== ABOUT THIS TASK ==
Show every line of the data that includes the word "nach".

================================

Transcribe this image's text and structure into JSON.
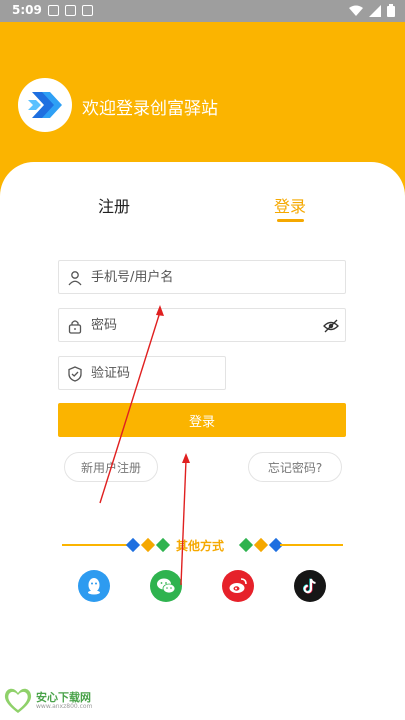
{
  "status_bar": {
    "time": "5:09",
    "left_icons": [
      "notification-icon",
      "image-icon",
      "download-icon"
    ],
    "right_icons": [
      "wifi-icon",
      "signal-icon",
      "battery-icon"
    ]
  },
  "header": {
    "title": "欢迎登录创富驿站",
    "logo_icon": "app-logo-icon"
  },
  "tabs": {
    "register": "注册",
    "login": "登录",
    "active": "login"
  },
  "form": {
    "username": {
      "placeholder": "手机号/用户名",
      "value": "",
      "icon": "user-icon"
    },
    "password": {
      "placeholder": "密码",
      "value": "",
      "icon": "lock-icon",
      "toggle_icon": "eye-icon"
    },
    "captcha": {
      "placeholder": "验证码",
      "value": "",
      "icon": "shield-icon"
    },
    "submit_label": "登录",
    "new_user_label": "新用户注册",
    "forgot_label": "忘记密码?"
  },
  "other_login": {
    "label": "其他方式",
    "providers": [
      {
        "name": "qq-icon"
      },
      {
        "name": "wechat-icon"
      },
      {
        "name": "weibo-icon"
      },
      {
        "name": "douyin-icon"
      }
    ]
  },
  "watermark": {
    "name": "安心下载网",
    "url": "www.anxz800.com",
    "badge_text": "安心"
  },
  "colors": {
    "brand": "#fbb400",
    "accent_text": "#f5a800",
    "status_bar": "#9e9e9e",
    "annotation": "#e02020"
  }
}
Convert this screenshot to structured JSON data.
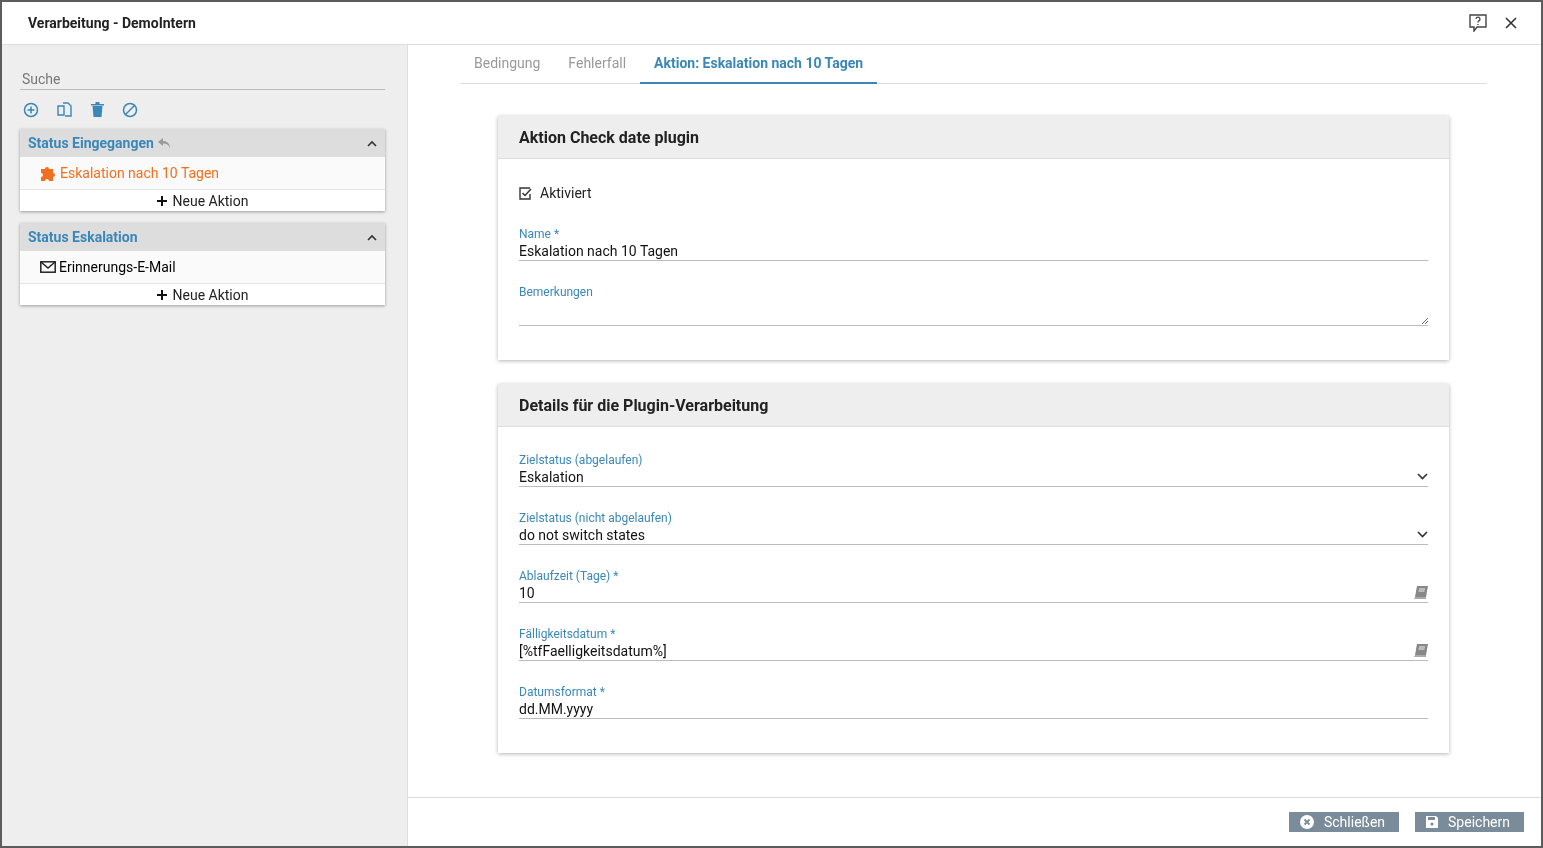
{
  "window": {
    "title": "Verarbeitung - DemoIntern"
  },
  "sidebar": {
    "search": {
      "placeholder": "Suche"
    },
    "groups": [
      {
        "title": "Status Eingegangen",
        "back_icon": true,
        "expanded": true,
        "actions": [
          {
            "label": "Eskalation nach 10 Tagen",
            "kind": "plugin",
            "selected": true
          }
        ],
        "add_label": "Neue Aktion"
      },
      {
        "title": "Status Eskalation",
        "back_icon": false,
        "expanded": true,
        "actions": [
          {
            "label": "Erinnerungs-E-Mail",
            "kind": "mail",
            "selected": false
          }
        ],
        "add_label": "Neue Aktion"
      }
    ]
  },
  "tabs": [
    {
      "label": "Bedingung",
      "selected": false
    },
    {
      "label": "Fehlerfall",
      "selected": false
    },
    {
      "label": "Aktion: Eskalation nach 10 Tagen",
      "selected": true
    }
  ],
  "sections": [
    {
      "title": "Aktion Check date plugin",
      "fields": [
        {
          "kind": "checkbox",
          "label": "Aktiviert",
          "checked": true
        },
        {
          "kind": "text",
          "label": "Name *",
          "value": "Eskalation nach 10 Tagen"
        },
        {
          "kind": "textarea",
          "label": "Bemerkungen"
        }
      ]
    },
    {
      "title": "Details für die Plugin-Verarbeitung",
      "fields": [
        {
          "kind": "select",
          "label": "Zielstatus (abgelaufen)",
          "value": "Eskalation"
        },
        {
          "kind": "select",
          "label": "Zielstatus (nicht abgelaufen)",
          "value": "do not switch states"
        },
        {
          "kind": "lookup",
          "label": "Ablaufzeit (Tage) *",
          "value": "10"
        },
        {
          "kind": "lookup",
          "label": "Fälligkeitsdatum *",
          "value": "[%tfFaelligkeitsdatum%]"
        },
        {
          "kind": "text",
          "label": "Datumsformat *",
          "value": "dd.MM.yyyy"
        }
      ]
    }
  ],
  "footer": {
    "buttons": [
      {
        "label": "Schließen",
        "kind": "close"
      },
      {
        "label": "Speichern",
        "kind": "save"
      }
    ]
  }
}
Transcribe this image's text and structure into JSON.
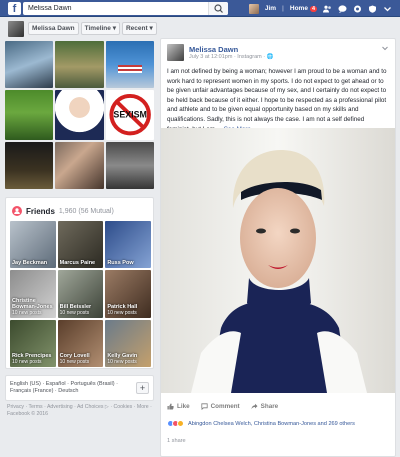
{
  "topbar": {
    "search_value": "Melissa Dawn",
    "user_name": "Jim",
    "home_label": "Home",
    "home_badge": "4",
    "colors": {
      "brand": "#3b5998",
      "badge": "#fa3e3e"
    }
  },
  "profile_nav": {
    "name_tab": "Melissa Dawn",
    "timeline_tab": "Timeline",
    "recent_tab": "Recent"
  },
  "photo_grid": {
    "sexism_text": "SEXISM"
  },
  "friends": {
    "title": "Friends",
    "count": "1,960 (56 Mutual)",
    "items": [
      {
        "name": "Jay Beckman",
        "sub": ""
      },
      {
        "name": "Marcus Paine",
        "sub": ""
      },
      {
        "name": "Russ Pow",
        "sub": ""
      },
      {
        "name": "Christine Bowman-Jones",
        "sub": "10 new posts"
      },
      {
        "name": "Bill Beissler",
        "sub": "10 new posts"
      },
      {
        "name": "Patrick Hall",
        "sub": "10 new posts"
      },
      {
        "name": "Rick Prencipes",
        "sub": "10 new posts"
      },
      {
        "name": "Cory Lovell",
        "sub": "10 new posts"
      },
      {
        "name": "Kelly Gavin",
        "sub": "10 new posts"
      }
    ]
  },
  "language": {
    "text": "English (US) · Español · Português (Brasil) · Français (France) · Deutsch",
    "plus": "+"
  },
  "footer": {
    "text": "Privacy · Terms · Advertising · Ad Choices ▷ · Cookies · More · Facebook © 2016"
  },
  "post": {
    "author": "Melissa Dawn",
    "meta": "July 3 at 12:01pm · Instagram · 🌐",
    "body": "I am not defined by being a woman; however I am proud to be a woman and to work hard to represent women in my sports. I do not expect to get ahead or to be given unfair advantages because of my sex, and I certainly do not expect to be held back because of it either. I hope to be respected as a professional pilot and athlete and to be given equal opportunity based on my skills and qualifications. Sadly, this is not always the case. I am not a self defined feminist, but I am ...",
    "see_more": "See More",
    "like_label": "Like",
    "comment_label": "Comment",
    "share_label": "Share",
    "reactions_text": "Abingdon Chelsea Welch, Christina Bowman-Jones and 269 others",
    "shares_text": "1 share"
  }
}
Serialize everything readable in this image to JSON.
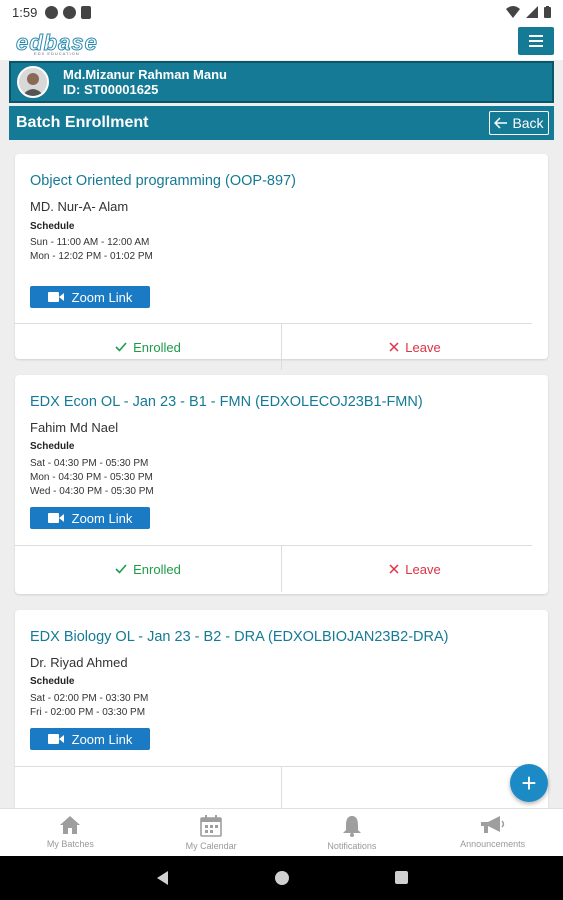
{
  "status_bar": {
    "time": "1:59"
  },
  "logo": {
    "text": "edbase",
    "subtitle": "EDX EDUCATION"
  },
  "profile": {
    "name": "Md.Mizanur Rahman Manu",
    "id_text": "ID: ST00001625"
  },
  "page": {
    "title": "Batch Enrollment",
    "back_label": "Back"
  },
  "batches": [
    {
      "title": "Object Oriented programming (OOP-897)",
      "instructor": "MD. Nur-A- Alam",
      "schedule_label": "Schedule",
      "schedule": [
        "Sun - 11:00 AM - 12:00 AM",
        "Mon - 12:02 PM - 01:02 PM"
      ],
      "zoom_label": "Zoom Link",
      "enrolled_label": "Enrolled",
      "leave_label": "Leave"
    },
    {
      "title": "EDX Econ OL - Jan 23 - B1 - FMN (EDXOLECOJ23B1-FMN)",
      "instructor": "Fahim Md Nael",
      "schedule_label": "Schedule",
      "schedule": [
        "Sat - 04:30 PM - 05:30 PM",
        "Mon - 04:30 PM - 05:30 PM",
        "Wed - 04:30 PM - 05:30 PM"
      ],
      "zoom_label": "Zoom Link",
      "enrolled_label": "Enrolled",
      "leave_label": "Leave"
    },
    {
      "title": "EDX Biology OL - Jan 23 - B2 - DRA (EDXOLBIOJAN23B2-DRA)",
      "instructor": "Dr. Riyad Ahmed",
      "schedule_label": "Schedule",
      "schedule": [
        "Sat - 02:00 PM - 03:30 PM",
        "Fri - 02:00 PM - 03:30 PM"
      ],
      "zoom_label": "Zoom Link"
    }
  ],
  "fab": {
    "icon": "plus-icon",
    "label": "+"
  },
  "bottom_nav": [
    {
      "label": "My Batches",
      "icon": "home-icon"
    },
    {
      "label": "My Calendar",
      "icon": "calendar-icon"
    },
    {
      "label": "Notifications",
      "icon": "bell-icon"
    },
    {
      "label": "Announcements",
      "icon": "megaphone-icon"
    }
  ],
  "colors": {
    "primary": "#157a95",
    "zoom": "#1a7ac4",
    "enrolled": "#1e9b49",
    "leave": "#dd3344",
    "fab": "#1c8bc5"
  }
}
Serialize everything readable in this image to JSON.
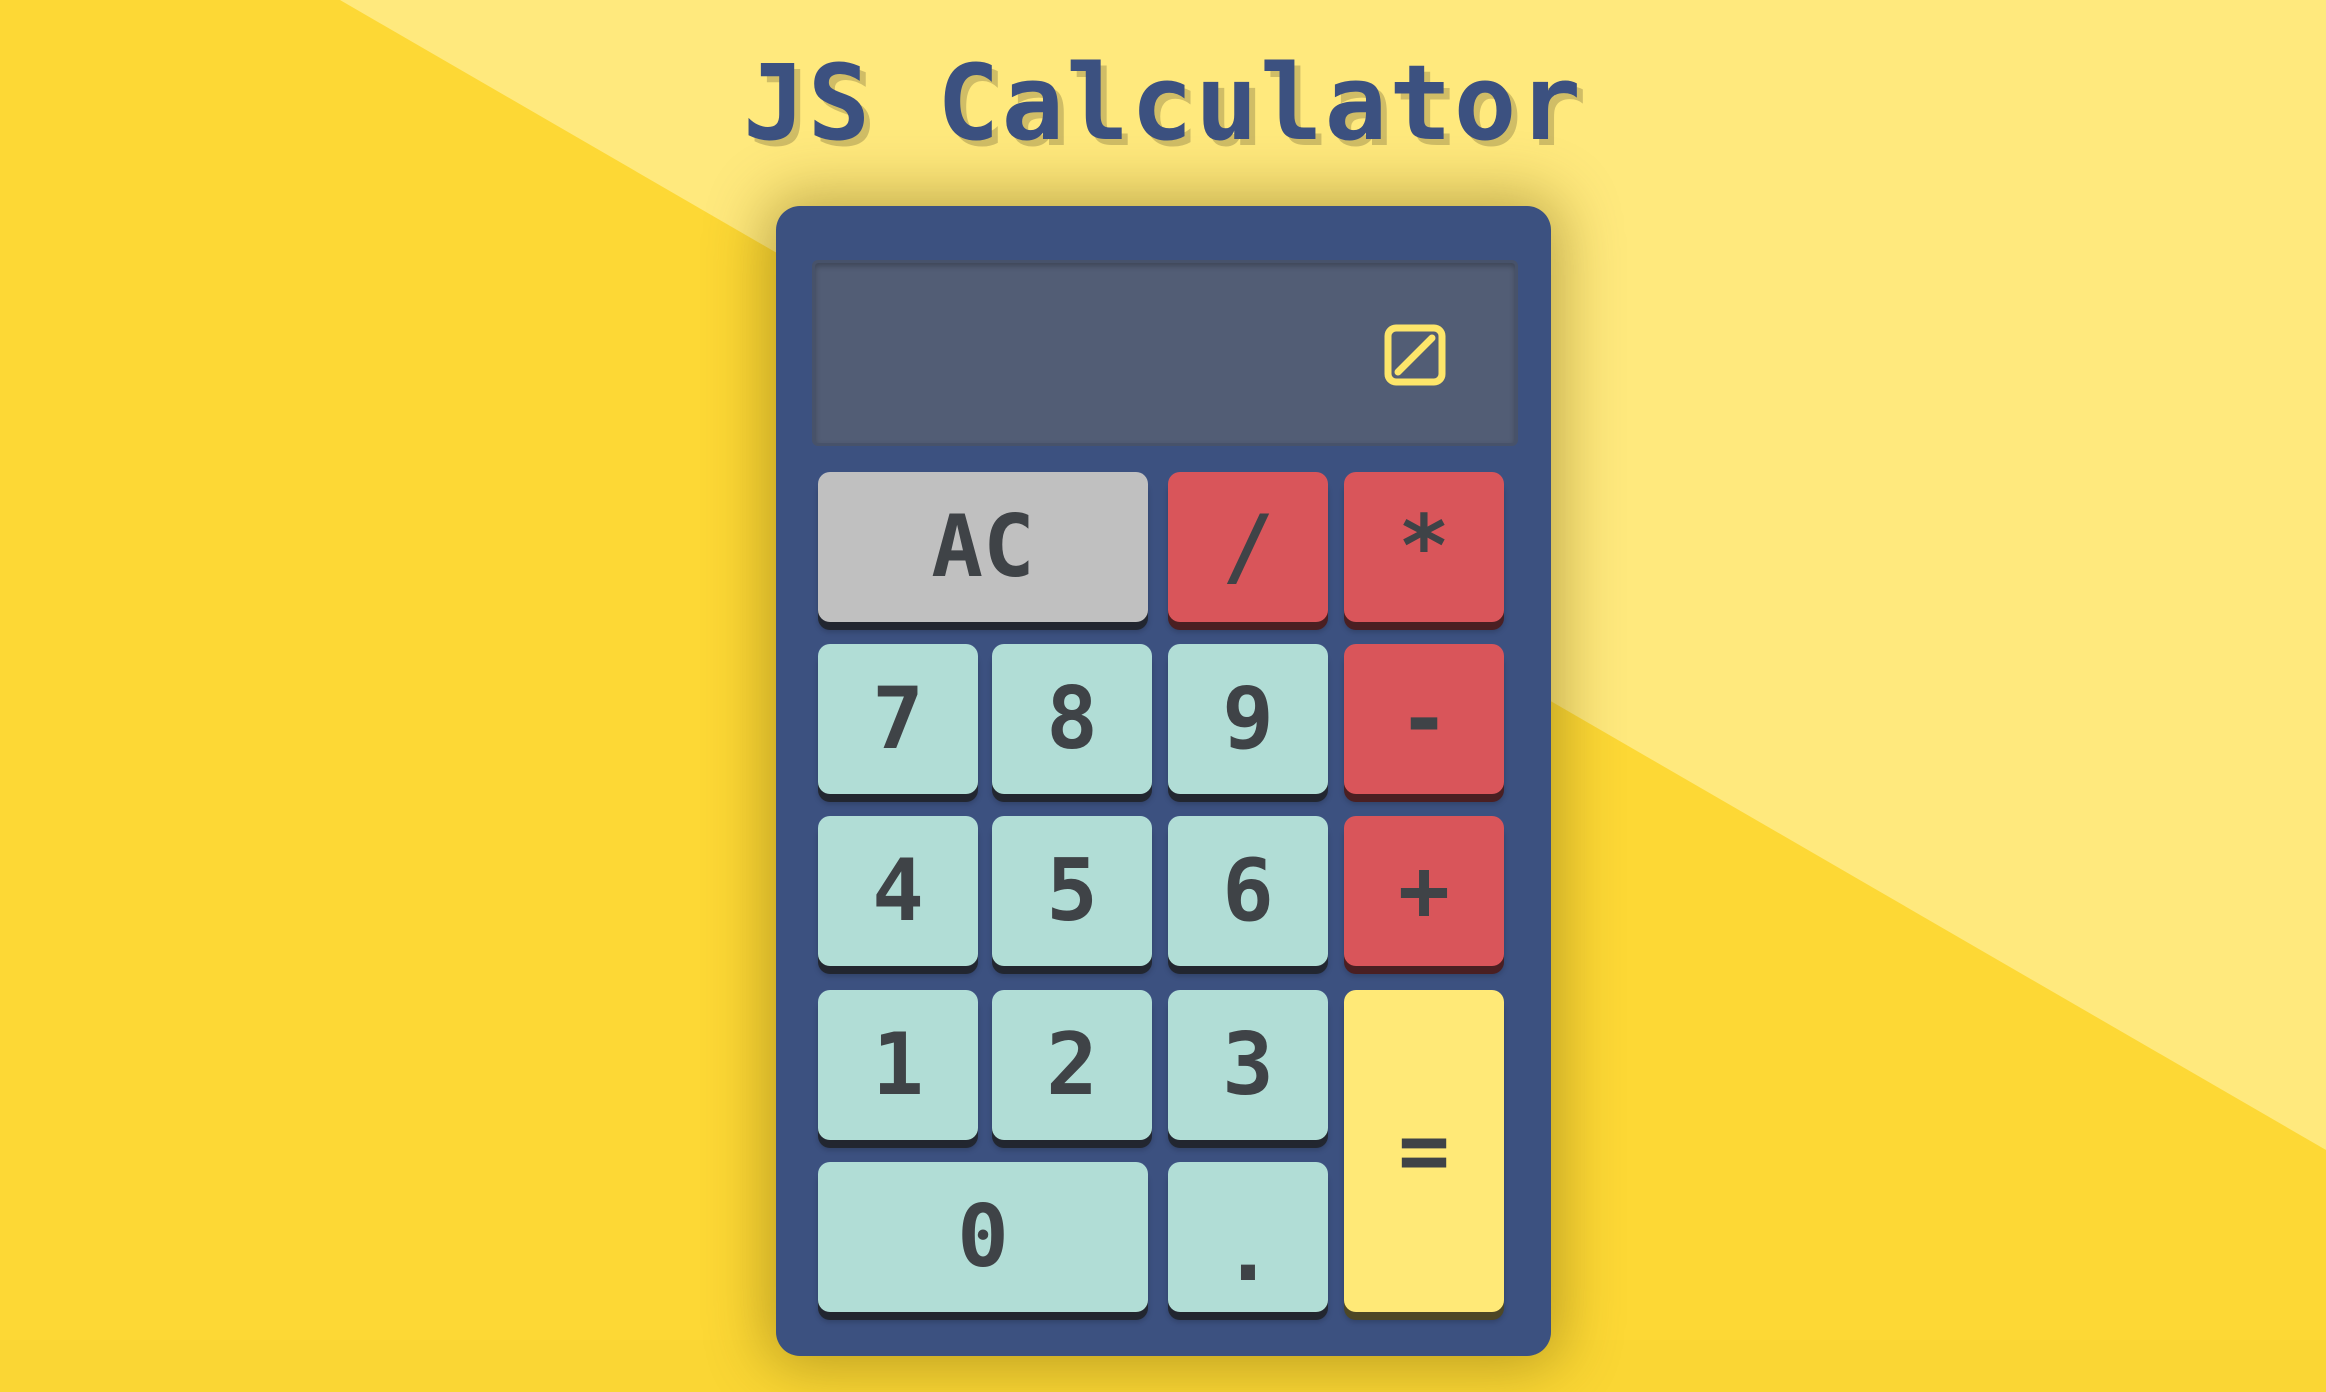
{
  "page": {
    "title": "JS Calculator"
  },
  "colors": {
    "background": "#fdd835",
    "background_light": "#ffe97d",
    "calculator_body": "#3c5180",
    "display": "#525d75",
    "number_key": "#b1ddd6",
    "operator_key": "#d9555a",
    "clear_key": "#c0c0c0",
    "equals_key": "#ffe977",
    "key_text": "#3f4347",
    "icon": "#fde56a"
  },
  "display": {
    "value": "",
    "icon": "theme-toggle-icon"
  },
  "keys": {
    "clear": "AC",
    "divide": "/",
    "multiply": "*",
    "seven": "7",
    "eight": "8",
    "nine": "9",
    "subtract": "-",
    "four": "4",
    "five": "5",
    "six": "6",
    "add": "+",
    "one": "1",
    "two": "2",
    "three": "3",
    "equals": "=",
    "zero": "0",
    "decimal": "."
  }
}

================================

== WORKED SOLUTION ==
            "label": "Eskalation nach 10 Tagen",
      "label": "Aktion: Eskalation nach 10 Tagen",
          "value": "Eskalation nach 10 Tagen"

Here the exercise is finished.